In both of these examples, the real estate professionals obtained permission from the seller for access under the guise of one purpose, but used the access for a different purpose.

Unless a buyer or the buyer’s representative discloses it to the seller or the seller’s representative beforehand, any other reason for a showing is dishonest through omission.

With additional people
Sellers typically provide permission for a buyer’s representative and that buyer/buyer’s family to access a listed property. The family of buyers may be as few as one person, but sometimes will include as many as five or six. If a buyer’s representative knows more people will attend, they should advise the seller representative to ensure the seller is fully informed of who is in their property, and is not surprised at the number of people in the event they return home early. There is no rule that limits how many people are allowed to attend a property showing, but if the buyer anticipates bringing many individuals along – whether family or not – advise the seller’s representative.

With too many people
This type of complaint often involves unanticipated people showing up to a property during a home inspection. In one recent complaint there was a young first time buyer couple and their infant son, both sets of parents, two siblings, one uncle, and a dog, as well as the buyer representative and home inspector. When the seller arrived home, the buyer representative and home inspector were in the basement, family members were spread throughout the house, and the dog was in the back yard. The buyer representative was in the care and control of the property, and could not properly supervise everyone. Real estate professionals should remind their clients they need to remain focused during a home inspection. This is not the time to introduce family to the new home. If unanticipated people show up, the buyer representative should contact the seller’s agent, and ask for permission for additional people to access the property. 

Broken items
Accidents happen. When people are in unfamiliar surroundings and they’re paying attention to features of the home rather than its contents, occasionally, something gets broken. Most people take responsibility, pay for the broken item, and everybody is satisfied. Competent real estate professionals advise their seller clients to remove all valuables and breakables before the sign goes up to avoid broken or stolen articles. Buyer representatives should remind their clients that they are in another person’s home or place of business, and they need to be mindful and careful around all personal belongings. It is very unusual to run into a situation in which a potential buyer would have to touch the seller’s personal effects (for example, art work, figurines on a mantle) in order to adequately view and evaluate the home.

Taking photos
RECA has seen an increase in the number of complaints about buyers taking interior photographs without the seller’s permission.

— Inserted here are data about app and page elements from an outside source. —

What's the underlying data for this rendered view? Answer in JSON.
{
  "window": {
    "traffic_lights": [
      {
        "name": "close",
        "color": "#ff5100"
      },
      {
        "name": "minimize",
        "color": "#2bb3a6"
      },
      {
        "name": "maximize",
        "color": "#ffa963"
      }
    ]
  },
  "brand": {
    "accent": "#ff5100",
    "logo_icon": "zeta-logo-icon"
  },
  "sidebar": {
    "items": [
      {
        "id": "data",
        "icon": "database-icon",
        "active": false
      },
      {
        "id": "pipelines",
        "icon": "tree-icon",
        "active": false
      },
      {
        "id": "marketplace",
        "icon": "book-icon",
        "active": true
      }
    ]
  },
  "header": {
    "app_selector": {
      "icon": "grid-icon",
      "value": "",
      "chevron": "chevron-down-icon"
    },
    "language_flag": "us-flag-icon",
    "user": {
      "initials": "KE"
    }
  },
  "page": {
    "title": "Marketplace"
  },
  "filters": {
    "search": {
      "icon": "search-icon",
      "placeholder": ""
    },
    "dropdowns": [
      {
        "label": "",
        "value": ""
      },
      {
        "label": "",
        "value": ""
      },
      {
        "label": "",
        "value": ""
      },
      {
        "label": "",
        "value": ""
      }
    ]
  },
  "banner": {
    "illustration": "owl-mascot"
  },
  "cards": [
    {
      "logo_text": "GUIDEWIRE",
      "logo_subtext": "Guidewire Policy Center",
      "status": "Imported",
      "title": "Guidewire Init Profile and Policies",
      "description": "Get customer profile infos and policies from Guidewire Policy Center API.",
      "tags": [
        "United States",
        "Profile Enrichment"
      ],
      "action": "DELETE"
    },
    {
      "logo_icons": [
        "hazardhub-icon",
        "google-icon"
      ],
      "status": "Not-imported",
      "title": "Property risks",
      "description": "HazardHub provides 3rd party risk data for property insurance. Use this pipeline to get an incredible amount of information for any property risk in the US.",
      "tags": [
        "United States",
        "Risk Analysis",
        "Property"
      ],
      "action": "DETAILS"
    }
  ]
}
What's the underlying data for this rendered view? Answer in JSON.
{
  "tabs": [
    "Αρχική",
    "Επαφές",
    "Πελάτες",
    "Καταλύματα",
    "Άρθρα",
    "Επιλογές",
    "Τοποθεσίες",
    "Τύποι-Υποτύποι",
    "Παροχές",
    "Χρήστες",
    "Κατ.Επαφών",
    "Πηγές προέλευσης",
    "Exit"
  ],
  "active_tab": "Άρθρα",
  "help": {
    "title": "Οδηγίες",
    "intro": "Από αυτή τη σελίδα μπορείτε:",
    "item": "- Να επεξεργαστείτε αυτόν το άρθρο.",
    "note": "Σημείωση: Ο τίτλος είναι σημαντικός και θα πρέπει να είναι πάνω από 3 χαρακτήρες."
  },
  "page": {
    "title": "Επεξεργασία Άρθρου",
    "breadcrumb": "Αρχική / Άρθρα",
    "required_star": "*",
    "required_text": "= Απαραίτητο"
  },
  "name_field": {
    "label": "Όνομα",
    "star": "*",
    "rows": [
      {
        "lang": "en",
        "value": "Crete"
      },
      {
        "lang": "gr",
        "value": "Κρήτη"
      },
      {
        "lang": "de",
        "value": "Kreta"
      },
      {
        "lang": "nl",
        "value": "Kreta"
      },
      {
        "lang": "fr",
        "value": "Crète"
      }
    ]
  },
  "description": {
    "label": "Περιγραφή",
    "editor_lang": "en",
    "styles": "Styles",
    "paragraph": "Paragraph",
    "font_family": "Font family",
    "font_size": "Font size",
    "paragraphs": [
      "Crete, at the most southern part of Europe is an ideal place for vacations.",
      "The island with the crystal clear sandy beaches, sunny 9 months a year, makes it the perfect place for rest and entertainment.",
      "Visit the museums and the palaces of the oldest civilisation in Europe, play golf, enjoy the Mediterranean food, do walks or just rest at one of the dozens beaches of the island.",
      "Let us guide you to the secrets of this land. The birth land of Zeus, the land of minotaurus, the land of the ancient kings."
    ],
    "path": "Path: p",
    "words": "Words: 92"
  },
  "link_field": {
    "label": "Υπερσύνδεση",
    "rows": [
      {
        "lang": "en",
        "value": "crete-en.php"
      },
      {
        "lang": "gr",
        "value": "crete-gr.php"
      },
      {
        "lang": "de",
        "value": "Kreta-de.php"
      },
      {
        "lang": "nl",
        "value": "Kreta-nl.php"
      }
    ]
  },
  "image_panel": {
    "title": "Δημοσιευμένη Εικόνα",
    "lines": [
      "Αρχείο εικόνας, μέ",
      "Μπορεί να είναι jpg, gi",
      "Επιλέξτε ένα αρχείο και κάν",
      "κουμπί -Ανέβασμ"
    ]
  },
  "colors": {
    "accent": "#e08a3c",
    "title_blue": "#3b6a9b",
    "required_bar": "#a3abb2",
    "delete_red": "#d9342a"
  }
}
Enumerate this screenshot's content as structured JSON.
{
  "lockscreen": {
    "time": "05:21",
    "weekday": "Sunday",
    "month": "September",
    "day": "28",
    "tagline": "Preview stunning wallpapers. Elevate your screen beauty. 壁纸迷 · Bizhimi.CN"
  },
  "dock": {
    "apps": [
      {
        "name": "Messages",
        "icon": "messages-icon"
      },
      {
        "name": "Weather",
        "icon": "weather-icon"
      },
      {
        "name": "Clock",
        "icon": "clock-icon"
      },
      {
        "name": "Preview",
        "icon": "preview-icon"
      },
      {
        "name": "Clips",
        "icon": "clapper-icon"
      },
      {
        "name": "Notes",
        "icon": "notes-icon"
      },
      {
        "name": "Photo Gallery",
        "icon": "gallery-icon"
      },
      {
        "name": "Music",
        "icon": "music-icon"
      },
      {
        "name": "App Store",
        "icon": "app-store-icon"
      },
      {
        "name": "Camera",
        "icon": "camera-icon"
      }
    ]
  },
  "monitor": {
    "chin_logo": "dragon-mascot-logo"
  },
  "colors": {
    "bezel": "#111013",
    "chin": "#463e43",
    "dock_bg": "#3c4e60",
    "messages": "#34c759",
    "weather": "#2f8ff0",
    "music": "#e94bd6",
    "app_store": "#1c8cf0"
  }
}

Seller representatives should discuss this with their clients in advance, and then they can advise real estate professionals who are bringing potential buyers whether taking photographs is acceptable. It is not okay for buyers to take photographs that may identify or include any personal information about the sellers. Discuss this with your buyer clients before taking them out to view properties.

Related information

Real Estate Act Rules - sections 41(a)(b), s.42(a)(g)